The Man Who Was Not On Earth When His Country Collapsed

In 1991, while tanks were rolling through Moscow's Red Square and the Soviet Union was collapsing, Sergei Krikalev was in space, 217 miles away from earth on the Mir space station. He was nicknamed “the last citizen of the USSR.” When the Soviet Union broke apart into 15 separate states, Krikalev was told he couldn’t return home, because home no longer existed. Officials said there was no money to bring him back, and a month later, he still got the same answer — mission control was asking him to stay out there a bit longer. Another month passed, but still the same answer yet again. In reality, he actually could have left. There was a Raduga re-entry capsule onboard the Mir, which was designed specifically for making the return to earth.
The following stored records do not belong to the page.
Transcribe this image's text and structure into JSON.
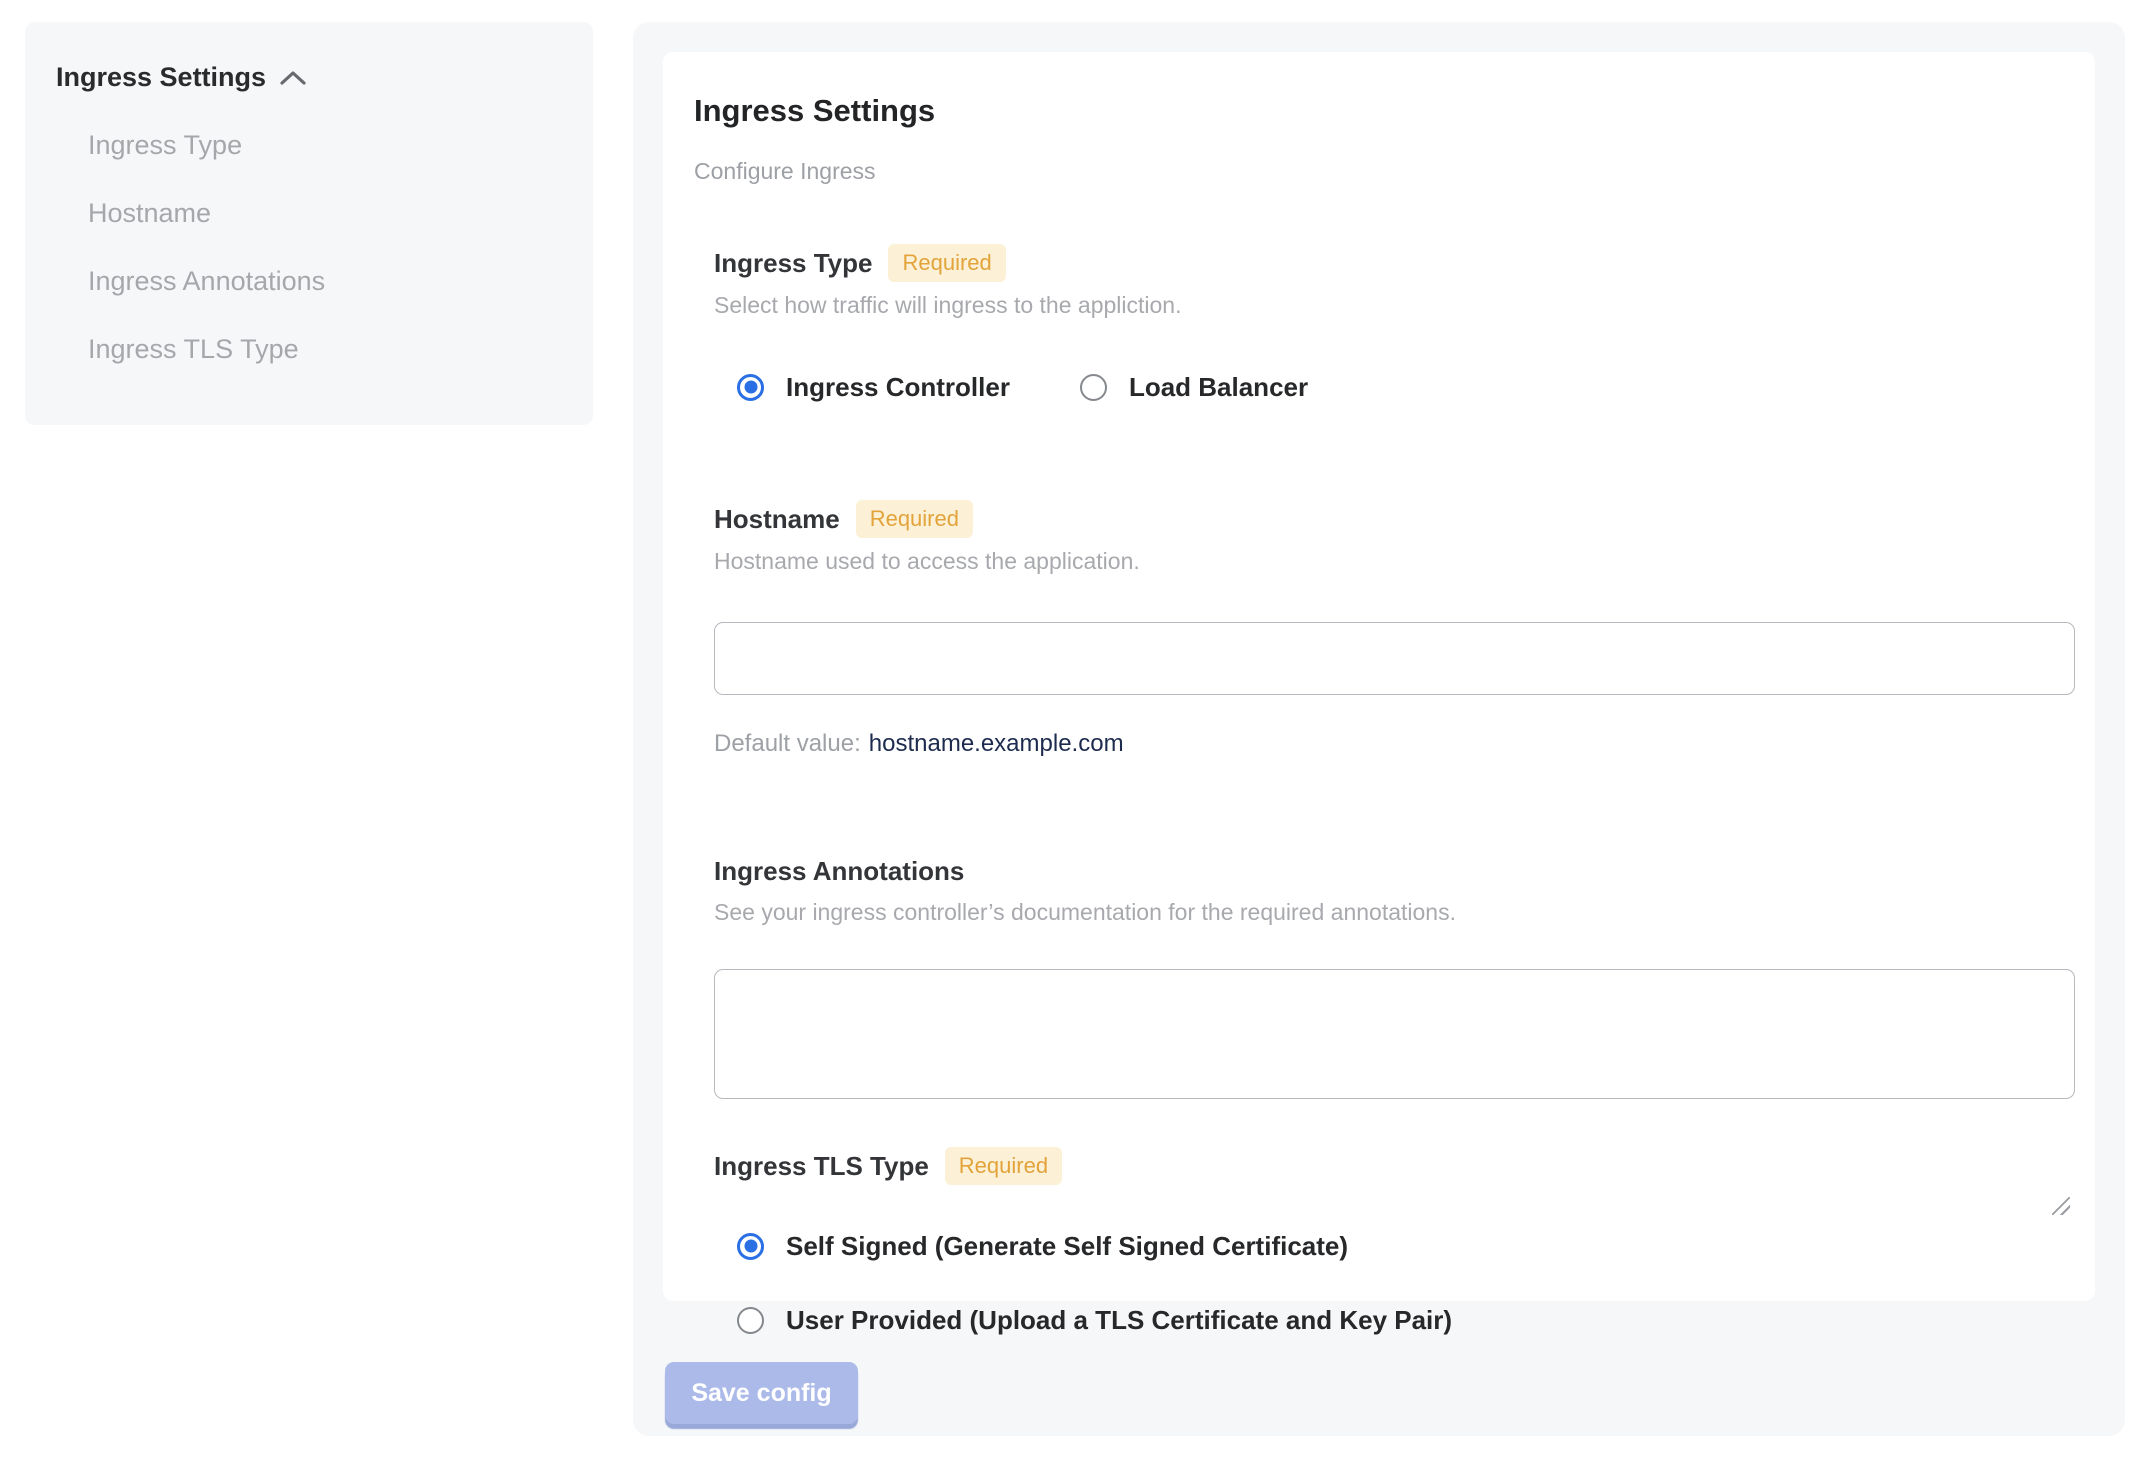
{
  "sidebar": {
    "title": "Ingress Settings",
    "items": [
      {
        "label": "Ingress Type"
      },
      {
        "label": "Hostname"
      },
      {
        "label": "Ingress Annotations"
      },
      {
        "label": "Ingress TLS Type"
      }
    ]
  },
  "main": {
    "title": "Ingress Settings",
    "subtitle": "Configure Ingress",
    "required_badge": "Required",
    "sections": {
      "ingress_type": {
        "label": "Ingress Type",
        "help": "Select how traffic will ingress to the appliction.",
        "options": [
          {
            "label": "Ingress Controller",
            "selected": true
          },
          {
            "label": "Load Balancer",
            "selected": false
          }
        ]
      },
      "hostname": {
        "label": "Hostname",
        "help": "Hostname used to access the application.",
        "value": "",
        "placeholder": "",
        "default_label": "Default value:",
        "default_value": "hostname.example.com"
      },
      "annotations": {
        "label": "Ingress Annotations",
        "help": "See your ingress controller’s documentation for the required annotations.",
        "value": ""
      },
      "tls_type": {
        "label": "Ingress TLS Type",
        "options": [
          {
            "label": "Self Signed (Generate Self Signed Certificate)",
            "selected": true
          },
          {
            "label": "User Provided (Upload a TLS Certificate and Key Pair)",
            "selected": false
          }
        ]
      }
    },
    "save_button": "Save config"
  },
  "colors": {
    "panel_bg": "#f6f7f9",
    "badge_bg": "#fcf1d7",
    "badge_text": "#e2a33a",
    "radio_selected": "#2b6fe4",
    "default_value_text": "#1d2b4e",
    "save_button_bg": "#abbae9",
    "input_border": "#b6b9be"
  }
}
However, taking it would have meant the end of Mir, since there was no one else left to look after it. In the meantime, Krikalev was faced with the consequences of a prolonged space mission — muscle atrophy, radiation, cancer risk, and the immune system becoming weaker with every passing day. He finally returned to earth on March 25, 1992 after Germany paid $24 million to purchase a ticket for his replacement, Klaus-Dietrich Flade. Krikalev had spent 311 days in space, unwittingly setting a world record in the process.